Nfld. & Labrador

Ches Crosbie calls for review of his own leadership, acknowledges lack of charisma

Ches Crosbie wants the membership of the PC party to evaluate his leadership, giving them a chance to turf him as leader.

'I may not be the most charismatic individual,' says PC leader

Ches Crosbie insists if he doesn't have the strong support of his party, he won't stay on as leader (Peter Cowan/CBC)

Ches Crosbie wants PC members to vote on his leadership, giving them a chance to turf him as leader.

Right now the party doesn't have an automatic review of the leader after an election, so Crosbie is calling for one himself.

Speaking to reporters on Thursday, he said he's heard criticism from his own caucus about his style.

"They point out to me that I may not be the most charismatic individual," he said.

"We're not in a situation in Newfoundland and Labrador history where what's called for is frothy, superficial charisma. We're in a situation where we need substance."

Crosbie insists he has the backing of his caucus and his executive.

I'm here to bring the party into power, and if I see the writing on the wall that it's unlikely I can achieve that...then I won't be pushing the issue, I'll let someone else see if they can do better.- Ches Crosbie, PC Leader

Party members are meeting in Gander this weekend for the party's annual meeting, but his leadership won't officially be on the agenda.

Crosbie said he'd like the party to vote on his leadership in the spring. The Liberals have an automatic leadership review after an election but there's no similar provision for the Progressive Conservatives.

Ches Crosbie has faced criticism for his inability to connect with voters since winning the leadership of the Progressive Conservatives in 2018 (CBC)

"I'm not in this to cling to a job," said Crosbie. He said he's working in the best interests of the party and the province.

"If that means me standing aside for someone more capable of attracting the popularity of the public then that's what I'll do."

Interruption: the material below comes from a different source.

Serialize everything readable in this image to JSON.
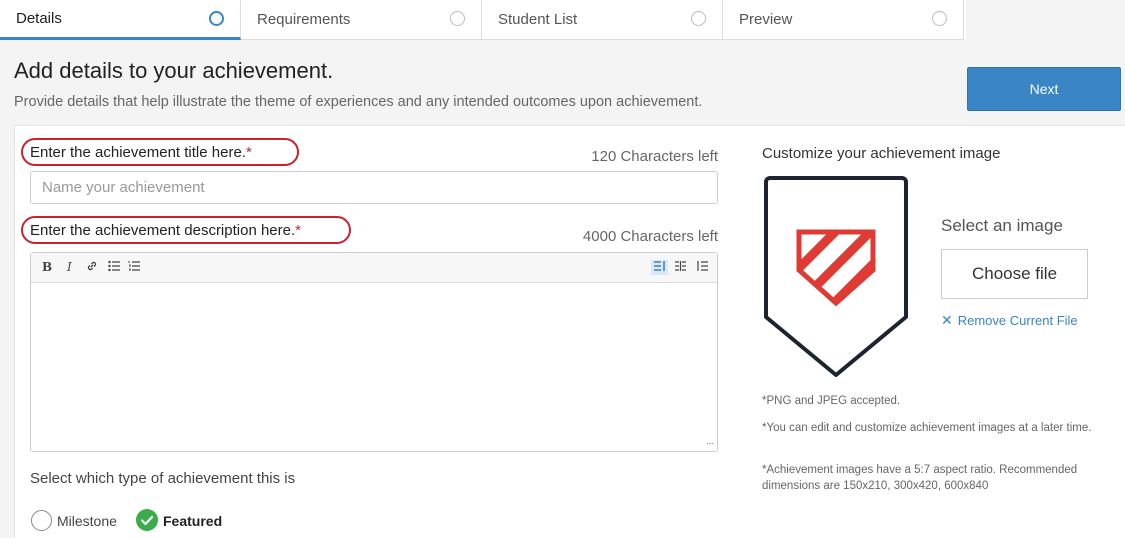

Crosbie was a successful class-action lawyer before entering politics.

A vote typically only forces the removal of a leader if they fail to get more than 50 per cent of the votes.

But leaders usually look for a higher level of support than that from their own party to stay on.

Crosbie said he hasn't considered what percentage he wants to see.

He points to successes as leader. In the spring election he reduced the Liberals from a majority to a minority government, and insists he's done a good job in the fall legislature sitting of keeping the government in check.

But his difficulty in connecting with voters has been criticized from both in and outside the party.

"I'm here to bring the party into power, and if I see the writing on the wall that it's unlikely I can achieve that ... then I won't be pushing the issue. I'll let someone else see if they can do better," he said.

Read more from CBC Newfoundland and Labrador

About the Author

Peter Cowan

CBC News

Peter Cowan is a St. John's-based reporter with CBC News.


To encourage thoughtful and respectful conversations, first and last names will appear with each submission to CBC/Radio-Canada's online communities (except in children and youth-oriented communities). Pseudonyms will no longer be permitted.

By submitting a comment, you accept that CBC has the right to reproduce and publish that comment in whole or in part, in any manner CBC chooses. Please note that CBC does not endorse the opinions expressed in comments. Comments on this story are moderated according to our Submission Guidelines. Comments are welcome while open. We reserve the right to close comments at any time.